[Element data from apps and pages]
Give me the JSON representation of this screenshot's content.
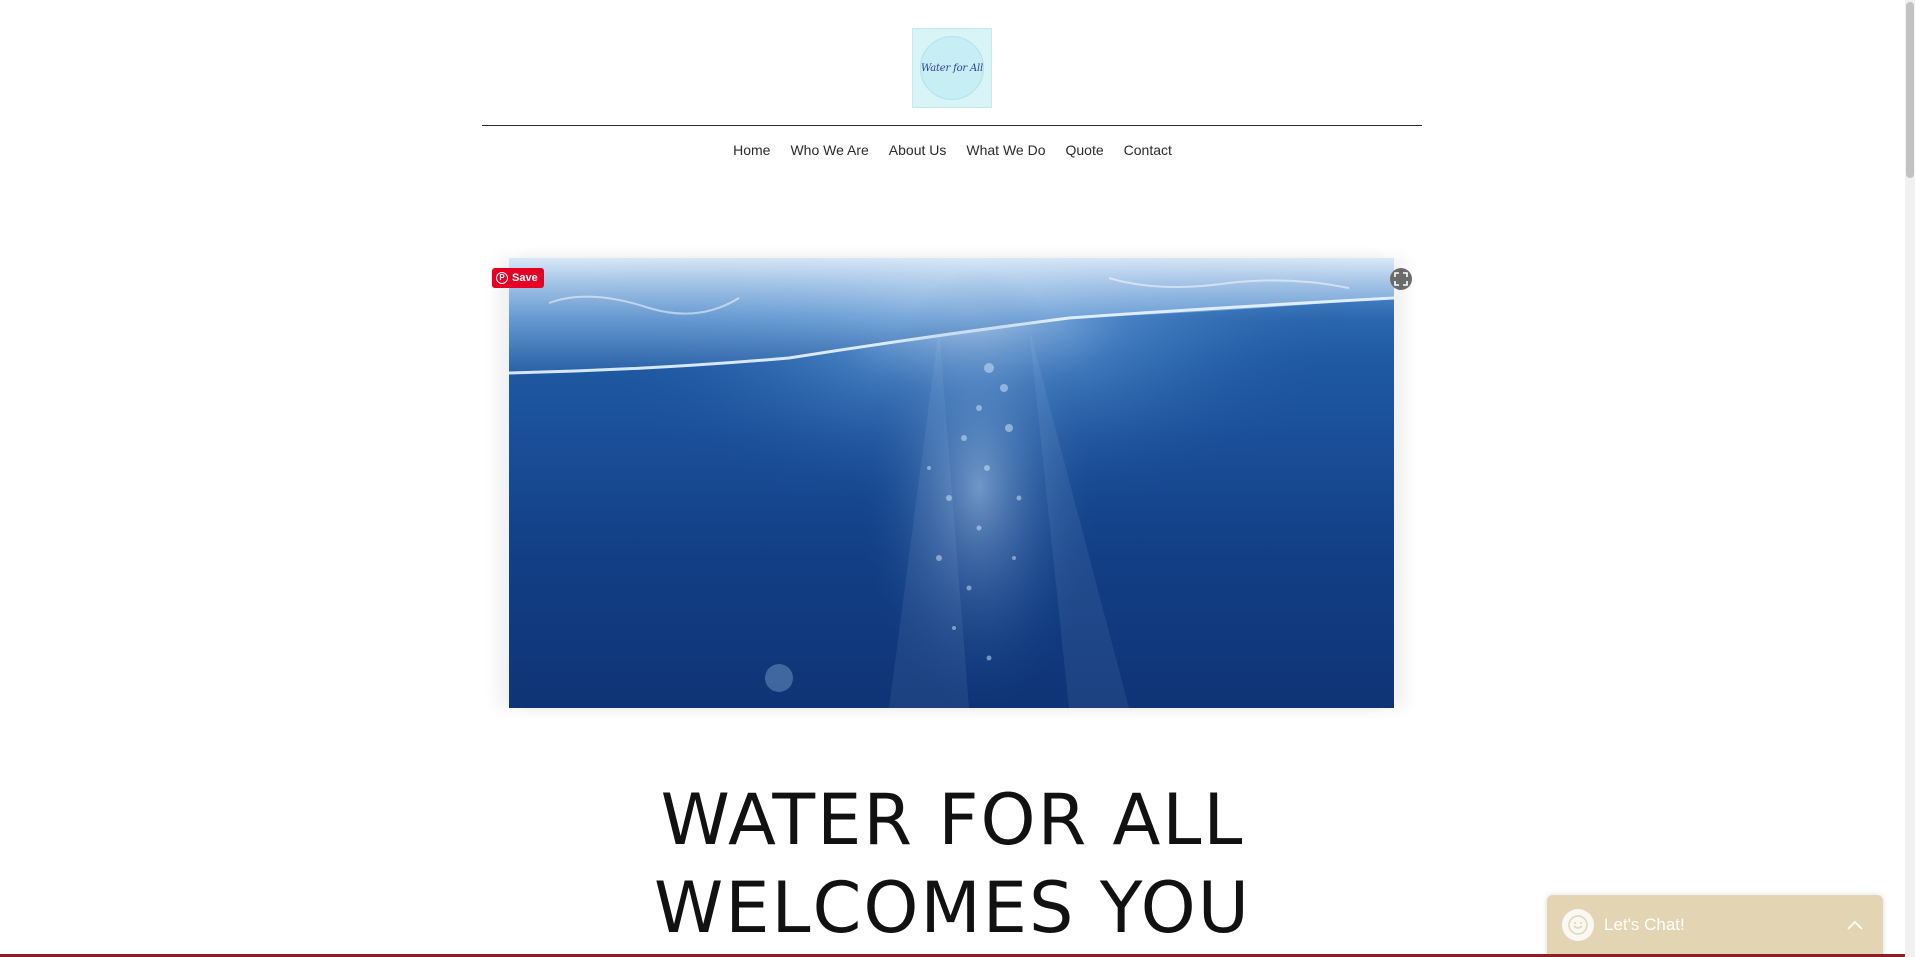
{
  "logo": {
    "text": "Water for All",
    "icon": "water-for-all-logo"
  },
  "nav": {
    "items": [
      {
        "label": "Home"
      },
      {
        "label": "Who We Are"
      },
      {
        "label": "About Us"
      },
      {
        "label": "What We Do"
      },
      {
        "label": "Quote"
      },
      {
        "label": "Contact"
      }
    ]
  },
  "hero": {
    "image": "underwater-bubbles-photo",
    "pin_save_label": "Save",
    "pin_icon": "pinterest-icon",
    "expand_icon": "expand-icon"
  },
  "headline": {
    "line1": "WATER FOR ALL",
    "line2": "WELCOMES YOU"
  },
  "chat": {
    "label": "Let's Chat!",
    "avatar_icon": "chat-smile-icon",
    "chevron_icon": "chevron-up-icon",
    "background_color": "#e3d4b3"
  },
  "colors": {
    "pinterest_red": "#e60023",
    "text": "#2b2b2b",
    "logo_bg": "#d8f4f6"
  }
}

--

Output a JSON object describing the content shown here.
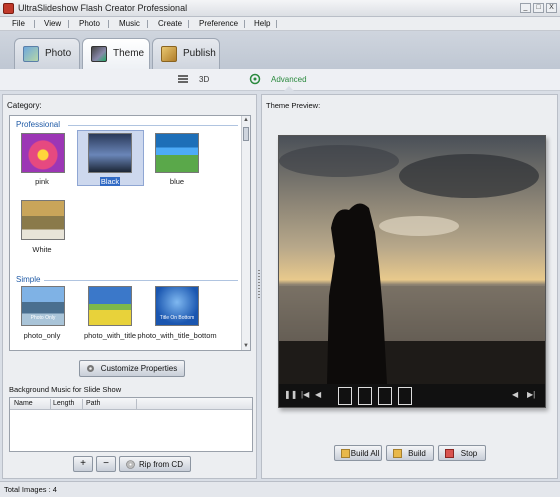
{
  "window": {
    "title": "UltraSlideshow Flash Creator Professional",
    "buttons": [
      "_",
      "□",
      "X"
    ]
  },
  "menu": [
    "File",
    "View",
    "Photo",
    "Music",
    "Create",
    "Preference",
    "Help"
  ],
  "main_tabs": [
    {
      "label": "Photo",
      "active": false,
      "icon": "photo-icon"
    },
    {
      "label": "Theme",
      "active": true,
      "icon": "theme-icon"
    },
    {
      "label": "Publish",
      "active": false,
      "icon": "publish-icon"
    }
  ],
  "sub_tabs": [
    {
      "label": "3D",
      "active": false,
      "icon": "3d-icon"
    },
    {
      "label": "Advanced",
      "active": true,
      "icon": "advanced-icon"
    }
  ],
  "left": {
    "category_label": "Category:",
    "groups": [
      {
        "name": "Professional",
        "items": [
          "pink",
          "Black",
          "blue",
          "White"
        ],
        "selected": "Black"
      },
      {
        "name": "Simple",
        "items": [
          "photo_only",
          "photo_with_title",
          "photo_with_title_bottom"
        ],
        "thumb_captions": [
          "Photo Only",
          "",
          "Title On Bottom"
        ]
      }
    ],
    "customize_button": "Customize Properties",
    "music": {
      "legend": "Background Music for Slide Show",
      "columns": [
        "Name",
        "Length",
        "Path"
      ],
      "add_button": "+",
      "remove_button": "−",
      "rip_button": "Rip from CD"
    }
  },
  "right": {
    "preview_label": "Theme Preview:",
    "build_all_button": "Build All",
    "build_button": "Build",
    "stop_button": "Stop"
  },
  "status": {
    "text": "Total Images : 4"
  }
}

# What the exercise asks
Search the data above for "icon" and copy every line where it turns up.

# Task output
    "icon": "water-for-all-logo"
    "pin_icon": "pinterest-icon",
    "expand_icon": "expand-icon"
    "avatar_icon": "chat-smile-icon",
    "chevron_icon": "chevron-up-icon",
      "icon": "photo-icon"
      "icon": "theme-icon"
      "icon": "publish-icon"
      "icon": "3d-icon"
      "icon": "advanced-icon"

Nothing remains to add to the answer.